The figurines, which retail for $12.99 each in North America, are very well made and would be a great addition to any geek’s shelf. The fact that many of them have unique abilities in the game, make it more difficult for someone like me to keep my wallet in my pocket. For example, while playing The Incredibles, I had a tough time fighting numerous robots at once as Mr. Incredible. Where as my daughter played as Syndrome, and was able to pick up any robot with his zero point energy beam and hurl them at others, destroying multiple robots in one go. All of the characters from The Incredibles possess the same powers in the game as they did in the movie. Providing further incentive to collect each of the figurines, there are chests scattered through-out Disney Infinity that can only be unlocked by a character portrayed on the front. In each adventure, there’s a large vault door which requires each character from the given franchise to activate before it will open and reveal a themed Toy Box. While there’s plenty of fun to be had playing Disney Infinity with the starter pack, you’re constantly being reminded that there are other characters to buy, and nudged in that direction.

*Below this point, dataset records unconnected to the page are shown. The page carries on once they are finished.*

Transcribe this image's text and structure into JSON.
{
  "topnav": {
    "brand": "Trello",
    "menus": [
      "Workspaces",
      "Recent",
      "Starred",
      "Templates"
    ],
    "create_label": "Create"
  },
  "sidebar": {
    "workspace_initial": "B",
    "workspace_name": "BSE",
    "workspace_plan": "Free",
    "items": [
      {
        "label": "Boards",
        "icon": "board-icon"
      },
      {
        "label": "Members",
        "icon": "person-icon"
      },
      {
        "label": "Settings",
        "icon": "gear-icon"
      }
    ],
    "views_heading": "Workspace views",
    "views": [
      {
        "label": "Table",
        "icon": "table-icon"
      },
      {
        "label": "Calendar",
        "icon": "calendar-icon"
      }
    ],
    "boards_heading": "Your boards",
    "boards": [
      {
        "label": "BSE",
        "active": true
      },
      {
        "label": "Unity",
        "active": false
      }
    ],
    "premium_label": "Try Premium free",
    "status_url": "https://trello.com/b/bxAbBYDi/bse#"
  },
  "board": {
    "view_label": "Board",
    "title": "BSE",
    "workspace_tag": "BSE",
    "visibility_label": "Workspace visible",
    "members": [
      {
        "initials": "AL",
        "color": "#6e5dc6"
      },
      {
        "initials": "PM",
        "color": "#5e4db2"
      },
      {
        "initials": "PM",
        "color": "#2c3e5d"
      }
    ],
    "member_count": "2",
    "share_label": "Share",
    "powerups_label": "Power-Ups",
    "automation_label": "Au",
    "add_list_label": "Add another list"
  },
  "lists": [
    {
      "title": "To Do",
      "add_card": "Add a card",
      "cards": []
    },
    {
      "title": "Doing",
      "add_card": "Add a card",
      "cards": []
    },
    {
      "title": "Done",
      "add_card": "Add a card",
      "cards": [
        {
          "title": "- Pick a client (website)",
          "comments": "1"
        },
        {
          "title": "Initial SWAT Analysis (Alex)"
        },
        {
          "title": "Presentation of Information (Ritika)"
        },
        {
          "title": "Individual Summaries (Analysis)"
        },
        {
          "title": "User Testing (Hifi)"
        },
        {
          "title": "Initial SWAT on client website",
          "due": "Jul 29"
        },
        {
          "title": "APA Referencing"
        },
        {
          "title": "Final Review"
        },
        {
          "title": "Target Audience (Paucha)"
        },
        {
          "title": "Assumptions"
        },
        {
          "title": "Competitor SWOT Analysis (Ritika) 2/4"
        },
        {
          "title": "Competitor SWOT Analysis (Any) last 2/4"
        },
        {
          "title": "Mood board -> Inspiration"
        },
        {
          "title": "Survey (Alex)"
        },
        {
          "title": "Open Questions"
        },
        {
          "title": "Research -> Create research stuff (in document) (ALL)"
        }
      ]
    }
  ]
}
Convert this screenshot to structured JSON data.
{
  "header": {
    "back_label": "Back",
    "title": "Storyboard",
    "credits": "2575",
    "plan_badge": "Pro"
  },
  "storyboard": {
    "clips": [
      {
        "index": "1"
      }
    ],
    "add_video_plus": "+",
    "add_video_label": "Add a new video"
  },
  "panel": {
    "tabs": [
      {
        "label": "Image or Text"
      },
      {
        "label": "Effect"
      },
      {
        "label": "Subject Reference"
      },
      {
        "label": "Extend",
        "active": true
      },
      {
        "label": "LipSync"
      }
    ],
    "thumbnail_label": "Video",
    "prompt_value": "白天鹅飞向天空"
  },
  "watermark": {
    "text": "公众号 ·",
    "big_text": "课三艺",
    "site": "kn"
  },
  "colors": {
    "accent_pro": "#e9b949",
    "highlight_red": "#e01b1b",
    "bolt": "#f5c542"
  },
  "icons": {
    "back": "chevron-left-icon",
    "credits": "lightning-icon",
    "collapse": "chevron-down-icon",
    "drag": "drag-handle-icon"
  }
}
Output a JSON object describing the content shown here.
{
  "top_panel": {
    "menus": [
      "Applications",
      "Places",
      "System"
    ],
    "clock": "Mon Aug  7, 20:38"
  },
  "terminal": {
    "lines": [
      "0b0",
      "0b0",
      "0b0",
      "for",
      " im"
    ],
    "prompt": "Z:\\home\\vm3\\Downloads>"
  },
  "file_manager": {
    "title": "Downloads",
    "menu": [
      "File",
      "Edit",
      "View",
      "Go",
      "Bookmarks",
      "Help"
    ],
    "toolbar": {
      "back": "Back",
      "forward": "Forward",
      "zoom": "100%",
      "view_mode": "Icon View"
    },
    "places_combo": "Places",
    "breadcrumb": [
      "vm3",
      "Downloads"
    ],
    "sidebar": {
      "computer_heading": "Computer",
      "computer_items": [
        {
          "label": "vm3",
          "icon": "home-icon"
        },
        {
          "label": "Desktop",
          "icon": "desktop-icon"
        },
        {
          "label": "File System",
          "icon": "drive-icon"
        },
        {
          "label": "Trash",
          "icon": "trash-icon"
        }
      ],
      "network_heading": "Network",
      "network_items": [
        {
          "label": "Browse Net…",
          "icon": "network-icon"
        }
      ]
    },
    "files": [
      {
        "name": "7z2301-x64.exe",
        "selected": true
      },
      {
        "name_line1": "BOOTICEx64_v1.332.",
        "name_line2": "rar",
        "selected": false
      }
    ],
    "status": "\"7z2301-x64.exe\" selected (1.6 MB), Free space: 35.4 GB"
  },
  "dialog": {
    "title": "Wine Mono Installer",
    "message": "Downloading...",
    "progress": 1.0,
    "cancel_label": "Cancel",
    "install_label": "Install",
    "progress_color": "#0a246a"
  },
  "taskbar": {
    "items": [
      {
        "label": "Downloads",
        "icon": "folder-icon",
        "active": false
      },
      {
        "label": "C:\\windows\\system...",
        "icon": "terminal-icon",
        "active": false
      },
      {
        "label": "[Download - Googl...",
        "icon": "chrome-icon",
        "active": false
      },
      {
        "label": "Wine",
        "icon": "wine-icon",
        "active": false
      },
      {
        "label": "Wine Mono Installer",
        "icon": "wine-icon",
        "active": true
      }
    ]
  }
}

I ended up buying Disney Infinity for PS3 for no other reason than it’s the console Addison uses the most. She’s huge into LittleBigPlanet, and I can see us hanging onto the PS3 long after the PS4 has been released so she can continue to play her favourite games. As far as I know, there are no differences between the different platforms, and figurines are cross-platform compatible.
Being into video games and having a couple of daughters, you would assume there would already be several Disney games in my collection, but that’s not the case. Disney video games, like movie tie-ins, are known for being mediocre at best. I really wasn’t holding much hope for Disney Infinity prior to launch, as I figured it would simply be another sub-par game that would cost a fortune in the long run. I had intentions on trying to keep this game out of sight from Addison, as I knew she would want the figures more than anything else. Thankfully, Disney Infinity has proven to be one of the rare stand-out Disney games, and with such a massive arsenal of franchises to tap into, this truly are seemingly endless possibilities.